Entries from a dataset of interfaces
=== Begin Enclosure ===
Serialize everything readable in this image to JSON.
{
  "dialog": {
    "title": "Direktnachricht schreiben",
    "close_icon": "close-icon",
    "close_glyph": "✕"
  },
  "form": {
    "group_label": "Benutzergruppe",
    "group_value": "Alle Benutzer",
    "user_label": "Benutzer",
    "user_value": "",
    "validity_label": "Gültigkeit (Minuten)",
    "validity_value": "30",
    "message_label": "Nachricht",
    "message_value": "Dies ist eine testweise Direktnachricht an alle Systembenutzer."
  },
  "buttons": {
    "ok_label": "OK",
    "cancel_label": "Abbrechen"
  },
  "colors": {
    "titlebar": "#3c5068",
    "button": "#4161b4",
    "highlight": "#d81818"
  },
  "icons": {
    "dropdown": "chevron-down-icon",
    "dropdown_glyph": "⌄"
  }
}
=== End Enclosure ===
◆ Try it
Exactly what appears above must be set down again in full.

◆ Worked solution
Serialize everything readable in this image to JSON.
{
  "dialog": {
    "title": "Direktnachricht schreiben",
    "close_icon": "close-icon",
    "close_glyph": "✕"
  },
  "form": {
    "group_label": "Benutzergruppe",
    "group_value": "Alle Benutzer",
    "user_label": "Benutzer",
    "user_value": "",
    "validity_label": "Gültigkeit (Minuten)",
    "validity_value": "30",
    "message_label": "Nachricht",
    "message_value": "Dies ist eine testweise Direktnachricht an alle Systembenutzer."
  },
  "buttons": {
    "ok_label": "OK",
    "cancel_label": "Abbrechen"
  },
  "colors": {
    "titlebar": "#3c5068",
    "button": "#4161b4",
    "highlight": "#d81818"
  },
  "icons": {
    "dropdown": "chevron-down-icon",
    "dropdown_glyph": "⌄"
  }
}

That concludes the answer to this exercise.